Driving Moore's Law
By Egan Orion: Wednesday 13 August 2003, 11:15
"Gin a body meet a body
Comin thro' the glen,
Gin a body kiss a body,
Need the warl' ken?" (Robert Burns scratched it on the window of the Globe Tavern in Dumfries, Scotland using a diamond ring.)
IN A FEW YEARS diamonds will lose their high values, according to an article appearing in yesterday's online edition of Wired.
The De Beers cartel, which has tightly controlled diamond prices through various means for more than a century, is alarmed at this prospect. But De Beers is not going to be able to win. Synthetic diamonds are here.
Two companies -- Gemesis in Florida and Apollo Diamond in Massachusetts -- are perfecting processes for growing real diamonds that are virtually indistinguishable from naturally produced stones. Although mechanically produced diamonds can be detected with infrared spectroscopy, the other process, chemical vapor deposition, "grows" diamonds that are suspected only because they're perfectly flawless, as rarely occurs in nature.

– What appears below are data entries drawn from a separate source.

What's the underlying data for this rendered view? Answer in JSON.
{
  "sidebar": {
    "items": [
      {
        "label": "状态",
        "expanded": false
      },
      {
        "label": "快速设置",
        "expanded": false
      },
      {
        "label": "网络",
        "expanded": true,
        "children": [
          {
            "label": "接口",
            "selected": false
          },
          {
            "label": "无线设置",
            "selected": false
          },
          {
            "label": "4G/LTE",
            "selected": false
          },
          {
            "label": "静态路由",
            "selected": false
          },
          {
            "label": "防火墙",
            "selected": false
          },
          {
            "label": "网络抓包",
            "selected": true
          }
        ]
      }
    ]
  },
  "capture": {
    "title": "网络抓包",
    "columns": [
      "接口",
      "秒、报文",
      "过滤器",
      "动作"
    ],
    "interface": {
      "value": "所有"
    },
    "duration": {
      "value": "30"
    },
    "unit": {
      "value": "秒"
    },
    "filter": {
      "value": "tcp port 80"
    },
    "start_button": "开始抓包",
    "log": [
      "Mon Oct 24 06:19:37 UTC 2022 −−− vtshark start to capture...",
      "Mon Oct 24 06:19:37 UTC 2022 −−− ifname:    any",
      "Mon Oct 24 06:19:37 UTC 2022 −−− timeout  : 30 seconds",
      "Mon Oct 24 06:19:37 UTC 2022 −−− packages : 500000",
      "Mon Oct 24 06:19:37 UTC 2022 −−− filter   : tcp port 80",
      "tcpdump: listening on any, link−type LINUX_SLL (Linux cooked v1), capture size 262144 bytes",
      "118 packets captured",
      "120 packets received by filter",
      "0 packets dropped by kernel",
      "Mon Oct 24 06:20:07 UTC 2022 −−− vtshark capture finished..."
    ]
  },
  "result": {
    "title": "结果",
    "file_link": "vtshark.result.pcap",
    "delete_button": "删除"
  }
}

Aside from upsetting the economics of the gem diamond trade, this shows promise for driving semiconductor manufacturing to a new level. Diamond is likely the best possible semiconductor due to its mechanical strength and high heat dissipation capacity. Look for diamond-based chips in just a few years. If the US doesn't develop diamond semiconductor technology first, either Japan or Europe, or perhaps China, will. It will transform the semiconductor and electronics manufacturing industries. Can ceramic, high-temp mainboards and serious cooling technologies be far behind?